"One is not born an assassin or born practicing where you have to stab someone to kill a person on the first try. I would have wanted for her not to have suffered, you understand? From the point where I was, it was painful for me. Everything that happened. And it keeps being painful even up to right now," says Cisneros.

But Brenda suffered the ultimate.

"We have all suffered, sir. Brenda suffered, we all suffered. Not only Brenda," Cisneros told 60 Minutes.

The three men were tried, along with another gang member, for Brenda's murder. Cisneros and Grande were convicted and sentenced to life in prison. The third man at the scene, whom prosecutors alleged held a rope around her neck, took the stand in his own defense and was acquitted.

60 Minutes talked to one of Brenda's closest friends in MS-13, who was disguised extensively because of the risk to her life.

What's the most important thing for people to know about the gang?

"They're dangerous. They're very dangerous," she explained.

She was so outraged by her friend's murder that she decided to do what Brenda had done: break ranks and testify.

She says she didn't care that she might be possibly marked for death for testifying. "There's a baby involved. I mean, you have to be sick to actually hold a rope around somebody's neck, hear her screaming and fighting, being tortured and stabbed multiple times in the stomach, legs, and just dying," she said.

She said that Brenda's murder was a sign of how MS-13 was starting to transform itself into a more elaborate criminal organization.

"It's everywhere. There's MS in New York. There's MS in Florida. I mean, they're everywhere.
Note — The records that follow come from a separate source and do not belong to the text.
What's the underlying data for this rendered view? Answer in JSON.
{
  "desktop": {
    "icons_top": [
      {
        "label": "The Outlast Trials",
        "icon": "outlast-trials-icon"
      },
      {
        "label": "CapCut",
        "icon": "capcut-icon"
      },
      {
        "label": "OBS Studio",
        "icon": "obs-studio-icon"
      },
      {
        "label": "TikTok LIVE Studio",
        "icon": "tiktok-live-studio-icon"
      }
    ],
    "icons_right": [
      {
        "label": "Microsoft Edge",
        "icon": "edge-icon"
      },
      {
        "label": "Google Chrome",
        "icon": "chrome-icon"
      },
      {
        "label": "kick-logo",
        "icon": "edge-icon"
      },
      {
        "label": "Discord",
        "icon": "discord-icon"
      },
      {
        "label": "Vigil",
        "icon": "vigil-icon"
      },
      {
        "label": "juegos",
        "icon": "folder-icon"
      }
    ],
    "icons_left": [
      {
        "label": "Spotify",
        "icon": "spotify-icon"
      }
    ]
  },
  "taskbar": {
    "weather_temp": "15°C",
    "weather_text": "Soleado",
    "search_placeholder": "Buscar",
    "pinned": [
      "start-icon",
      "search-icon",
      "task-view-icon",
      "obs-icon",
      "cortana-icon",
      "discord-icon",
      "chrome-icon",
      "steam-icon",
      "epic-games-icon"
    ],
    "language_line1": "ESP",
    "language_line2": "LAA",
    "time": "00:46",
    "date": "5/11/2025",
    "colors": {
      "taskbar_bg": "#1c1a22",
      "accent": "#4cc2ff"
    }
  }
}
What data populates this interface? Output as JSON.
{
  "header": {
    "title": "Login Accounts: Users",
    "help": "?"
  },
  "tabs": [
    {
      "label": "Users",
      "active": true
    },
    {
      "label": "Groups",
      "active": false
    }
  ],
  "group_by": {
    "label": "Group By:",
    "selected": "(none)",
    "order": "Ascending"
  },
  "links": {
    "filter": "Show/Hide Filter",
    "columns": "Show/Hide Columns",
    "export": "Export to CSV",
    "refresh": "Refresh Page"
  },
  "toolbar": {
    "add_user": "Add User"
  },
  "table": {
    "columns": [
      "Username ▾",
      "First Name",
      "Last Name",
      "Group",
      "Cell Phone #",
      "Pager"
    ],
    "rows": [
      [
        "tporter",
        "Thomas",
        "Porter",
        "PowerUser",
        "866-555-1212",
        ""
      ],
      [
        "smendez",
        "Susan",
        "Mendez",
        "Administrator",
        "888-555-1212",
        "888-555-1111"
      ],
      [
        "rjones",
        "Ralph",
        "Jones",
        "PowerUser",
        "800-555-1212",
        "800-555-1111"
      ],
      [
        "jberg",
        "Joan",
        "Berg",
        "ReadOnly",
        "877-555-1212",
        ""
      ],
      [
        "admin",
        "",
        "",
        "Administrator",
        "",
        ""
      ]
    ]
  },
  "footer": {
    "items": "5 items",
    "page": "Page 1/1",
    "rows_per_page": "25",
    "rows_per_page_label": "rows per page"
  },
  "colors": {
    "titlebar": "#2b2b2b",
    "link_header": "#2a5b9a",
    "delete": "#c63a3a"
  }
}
Texas, Virginia, Minnesota," she said.

She says the gang is in the drug trafficking business, and more. "They traffic guns, drugs, whatever. Stolen cars."

And she says the worst thing she saw was rape. "Young girls being taken into the bathroom and one would go in and one would come out. Another one would go in, come out. And you just hear screaming and sometimes just get quiet."

And, authorities say, cliques send representatives to regional meetings, as seen on a police surveillance tape, where they dole out punishment for violating rules and they talk about expansion. And that's increasingly worrying to the head of the investigative division at the FBI, Assistant Director Chris Swecker.

The FBI has just formed a special task force to deal with a big gang for the first time. Why?

"Well, with respect to MS-13, we don't look at them as a typical gang. MS-13 has two characteristics that give us great concern and have drawn our attention. One is that they are extremely violent, and they're proliferating around the country. Two is they're an international criminal organization. They're not confined in the United States. You can find them in five countries. And now even in Europe," says Swecker.